Feminism: Women and the Kitcen
The Kitchen Debate by Nixon and Khrushchev in 1959 has embraced many American ideologies at that time, and the role of women in the kitchen is one of them. In the 1950s, it was widely conceived that women ought to spend most of her time in the kitchen and doing various house works. Although Vice President Nixon did not explicit stated it, he has implied that the electronic appliances were so great that they are the equivalent of a woman. The Kitchen Debate further emphasized the fact that most American men at that time regarded their spouses as mere appliances in the kitchen instead of human beings. I believe that the underlying theme in the Kitchen Debate has a certain degree of influence on Betty Friedan’s The Feminine Mystique, a publication that has awakened the public feminist consciousness.

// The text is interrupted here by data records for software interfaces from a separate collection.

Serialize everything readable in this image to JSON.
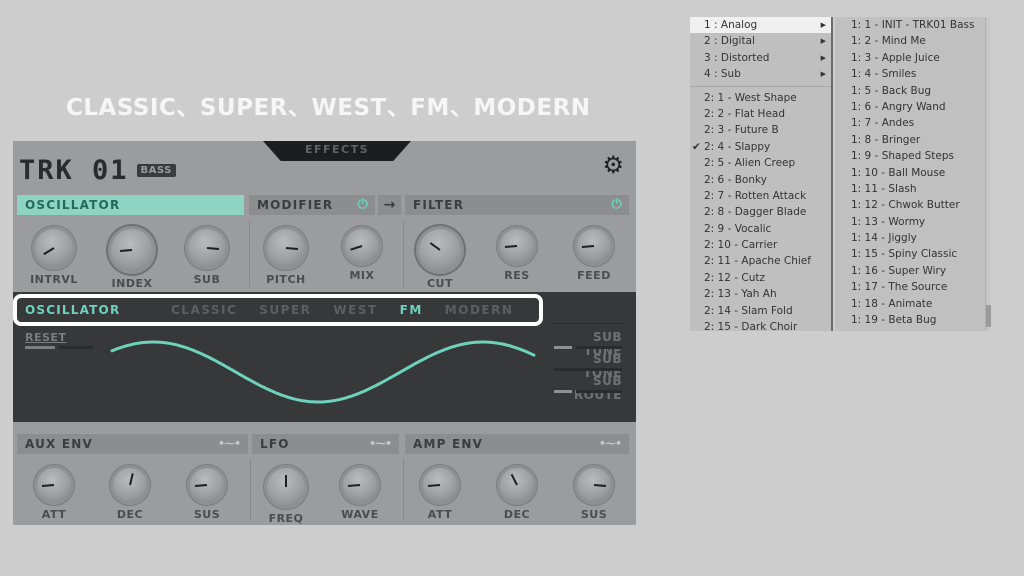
{
  "caption": "CLASSIC、SUPER、WEST、FM、MODERN",
  "synth": {
    "effects_tab": "EFFECTS",
    "logo": "TRK 01",
    "logo_badge": "BASS",
    "gear_icon": "gear-icon",
    "sections": {
      "oscillator": "OSCILLATOR",
      "modifier": "MODIFIER",
      "filter": "FILTER",
      "aux_env": "AUX ENV",
      "lfo": "LFO",
      "amp_env": "AMP ENV"
    },
    "arrow": "→",
    "power_icon": "⏻",
    "env_icon": "•⁓•",
    "knobs_top": [
      {
        "label": "INTRVL",
        "value": 0.05
      },
      {
        "label": "INDEX",
        "value": 0.15
      },
      {
        "label": "SUB",
        "value": 0.85
      },
      {
        "label": "PITCH",
        "value": 0.85
      },
      {
        "label": "MIX",
        "value": 0.1
      },
      {
        "label": "CUT",
        "value": 0.3
      },
      {
        "label": "RES",
        "value": 0.15
      },
      {
        "label": "FEED",
        "value": 0.15
      }
    ],
    "knobs_bottom": [
      {
        "label": "ATT",
        "value": 0.15
      },
      {
        "label": "DEC",
        "value": 0.55
      },
      {
        "label": "SUS",
        "value": 0.15
      },
      {
        "label": "FREQ",
        "value": 0.5
      },
      {
        "label": "WAVE",
        "value": 0.15
      },
      {
        "label": "ATT",
        "value": 0.15
      },
      {
        "label": "DEC",
        "value": 0.4
      },
      {
        "label": "SUS",
        "value": 0.85
      }
    ],
    "osc_panel": {
      "title": "OSCILLATOR",
      "tabs": [
        "CLASSIC",
        "SUPER",
        "WEST",
        "FM",
        "MODERN"
      ],
      "selected_tab": "FM",
      "reset": "RESET",
      "side_params": [
        "SUB TUNE",
        "SUB TONE",
        "SUB ROUTE"
      ]
    },
    "accent": "#6fd2bd"
  },
  "menu": {
    "categories": [
      {
        "label": "1 : Analog",
        "highlighted": true
      },
      {
        "label": "2 : Digital"
      },
      {
        "label": "3 : Distorted"
      },
      {
        "label": "4 : Sub"
      }
    ],
    "presets_left": [
      "2: 1 - West Shape",
      "2: 2 - Flat Head",
      "2: 3 - Future B",
      "2: 4 - Slappy",
      "2: 5 - Alien Creep",
      "2: 6 - Bonky",
      "2: 7 - Rotten Attack",
      "2: 8 - Dagger Blade",
      "2: 9 - Vocalic",
      "2: 10 - Carrier",
      "2: 11 - Apache Chief",
      "2: 12 - Cutz",
      "2: 13 - Yah Ah",
      "2: 14 - Slam Fold",
      "2: 15 - Dark Choir"
    ],
    "checked_left": "2: 4 - Slappy",
    "presets_right": [
      "1: 1 - INIT - TRK01 Bass",
      "1: 2 - Mind Me",
      "1: 3 - Apple Juice",
      "1: 4 - Smiles",
      "1: 5 - Back Bug",
      "1: 6 - Angry Wand",
      "1: 7 - Andes",
      "1: 8 - Bringer",
      "1: 9 - Shaped Steps",
      "1: 10 - Ball Mouse",
      "1: 11 - Slash",
      "1: 12 - Chwok Butter",
      "1: 13 - Wormy",
      "1: 14 - Jiggly",
      "1: 15 - Spiny Classic",
      "1: 16 - Super Wiry",
      "1: 17 - The Source",
      "1: 18 - Animate",
      "1: 19 - Beta Bug"
    ]
  }
}
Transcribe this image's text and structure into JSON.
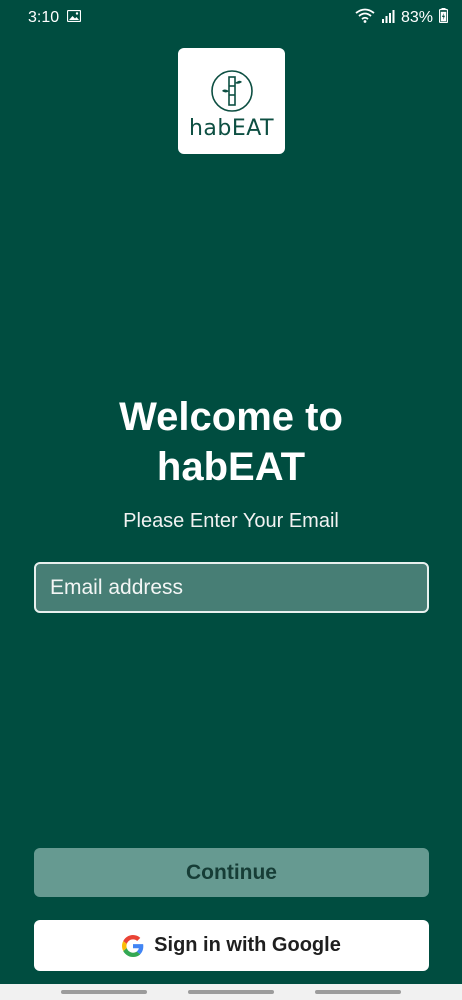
{
  "status_bar": {
    "time": "3:10",
    "battery_percent": "83%",
    "icons": [
      "image-icon",
      "wifi-icon",
      "signal-icon",
      "battery-icon"
    ]
  },
  "logo": {
    "text": "habEAT",
    "icon": "bamboo-icon"
  },
  "welcome": {
    "title_line1": "Welcome to",
    "title_line2": "habEAT",
    "subtitle": "Please Enter Your Email"
  },
  "email": {
    "placeholder": "Email address",
    "value": ""
  },
  "buttons": {
    "continue_label": "Continue",
    "google_label": "Sign in with Google"
  },
  "colors": {
    "background": "#004d40",
    "continue_bg": "#669a91",
    "google_bg": "#ffffff"
  }
}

With the influence from The Feminine Mystique, American women have realized that, by tradition, they have been enslaved in the kitchen. In addition, they were more conscious of the unequal treatments they faced in work forces. With this new consciousness in their minds, they have pushed for more reforms in civil rights movements. In response to the changes in public opinions, the government has passed various gender equality laws, such as the Equal Pay Act in 1963, which prohibited different wage standards base on genders, and The Civil Rights Act of 1964, which eliminated discrimination by both gender and race.